I will have more to say on the subject of gratitude on Thanksgiving. But, as a preview, I would like to share my gratitude for The Dispatch and my colleagues here, and, especially, for you readers and subscribers, who keep this project going and give us a reason to keep it going. There are many among us who, for reasons that often are dishonorable, want us to believe that we live in the worst of times. But even with our many challenges, these are surely among the best days there have ever been to be a member of the species H. sap. and, in particular, H. sap. Americanus. We live in times of great prosperity and security, with much that is beautiful and interesting close at hand for those who want it. My own blessings in this life are so far in excess of my deserving that it would be difficult even to describe the gulf between the two. I hope to keep that in mind and will try to do so.  

Kevin D. Williamson is national correspondent at The Dispatch and is based in Virginia.

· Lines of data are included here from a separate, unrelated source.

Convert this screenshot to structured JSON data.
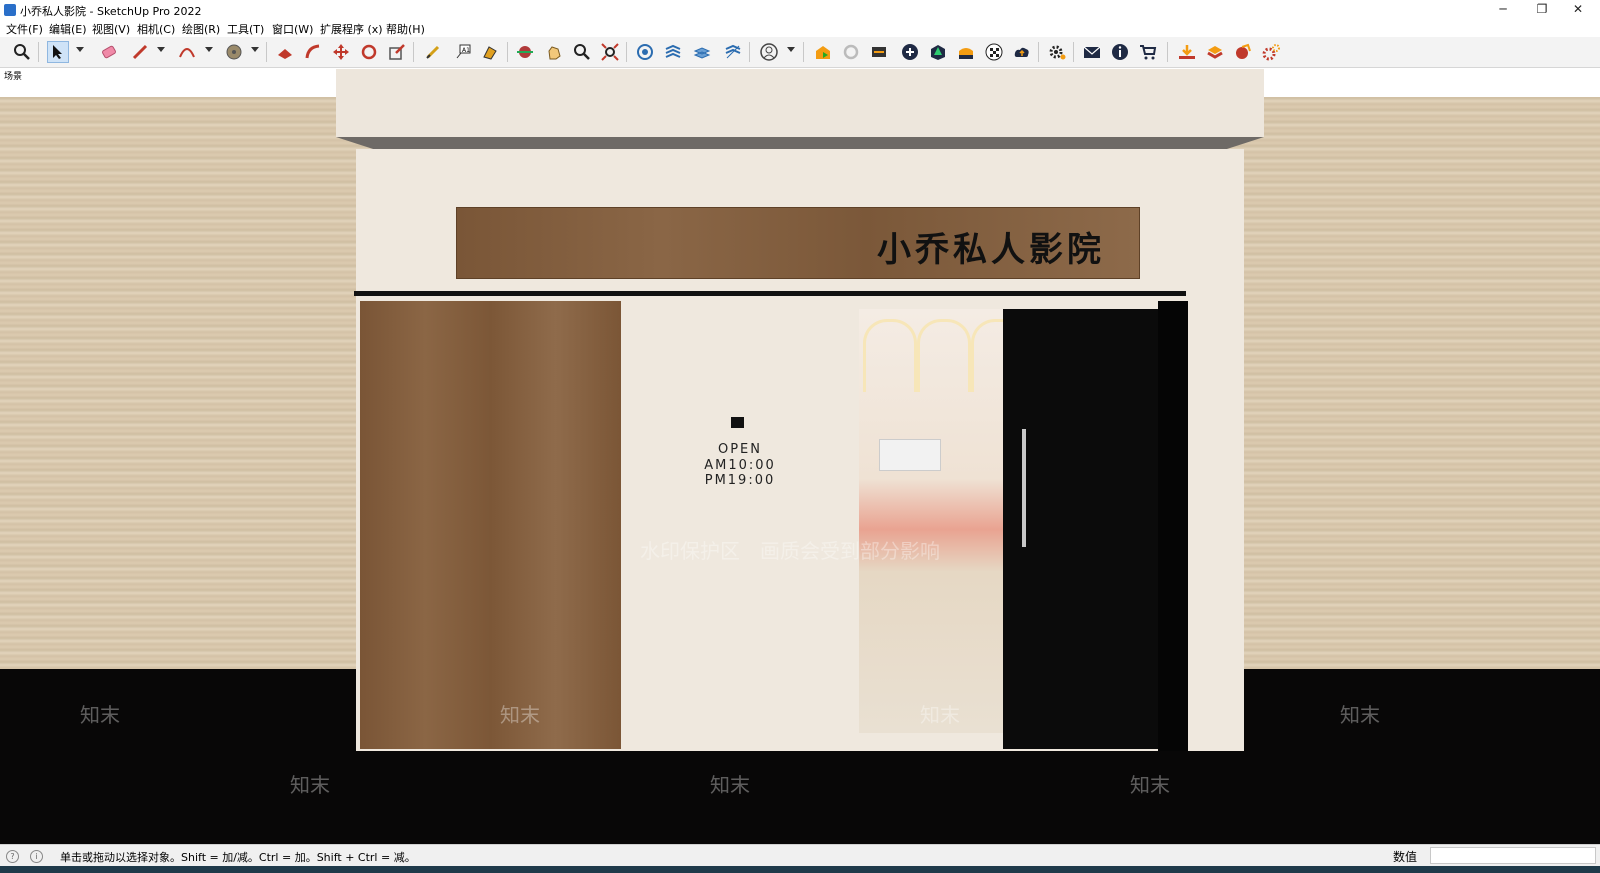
{
  "window": {
    "title": "小乔私人影院 - SketchUp Pro 2022",
    "controls": {
      "minimize": "─",
      "restore": "❐",
      "close": "✕"
    }
  },
  "menu": [
    {
      "label": "文件(F)"
    },
    {
      "label": "编辑(E)"
    },
    {
      "label": "视图(V)"
    },
    {
      "label": "相机(C)"
    },
    {
      "label": "绘图(R)"
    },
    {
      "label": "工具(T)"
    },
    {
      "label": "窗口(W)"
    },
    {
      "label": "扩展程序 (x)"
    },
    {
      "label": "帮助(H)"
    }
  ],
  "toolbar": {
    "icons": [
      "zoom-icon",
      "select-icon",
      "eraser-icon",
      "pencil-icon",
      "arc-icon",
      "paint-bucket-icon",
      "push-pull-icon",
      "follow-me-icon",
      "move-icon",
      "rotate-icon",
      "scale-icon",
      "tape-measure-icon",
      "text-icon",
      "paint-icon",
      "section-plane-icon",
      "hand-icon",
      "zoom-window-icon",
      "zoom-extents-icon",
      "component-icon",
      "layer-icon",
      "style-icon",
      "scene-icon",
      "profile-icon",
      "warehouse-icon",
      "sync-icon",
      "transfer-icon",
      "add-icon",
      "tree-icon",
      "material-icon",
      "checker-icon",
      "cloud-upload-icon",
      "settings-gear-icon",
      "mail-icon",
      "info-icon",
      "cart-icon",
      "download-icon",
      "extension-icon",
      "render-icon",
      "settings-icon"
    ]
  },
  "scene": {
    "tab_label": "场景",
    "signboard_text": "小乔私人影院",
    "open_label": "OPEN",
    "am_hours": "AM10:00",
    "pm_hours": "PM19:00"
  },
  "watermarks": {
    "banner": "水印保护区　画质会受到部分影响",
    "brand": "知末"
  },
  "status": {
    "hint": "单击或拖动以选择对象。Shift = 加/减。Ctrl = 加。Shift + Ctrl = 减。",
    "measure_label": "数值",
    "measure_value": ""
  }
}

Prior to joining the company in 2022, he spent 15 years as a writer and editor at National Review, worked as the theater critic at the New Criterion, and had a long career in local newspapers. He is also a writer in residence at the Competitive Enterprise Institute. When Kevin is not reporting on the world outside Washington for his Wanderland newsletter, you can find him at the rifle range or reading a book about literally almost anything other than politics.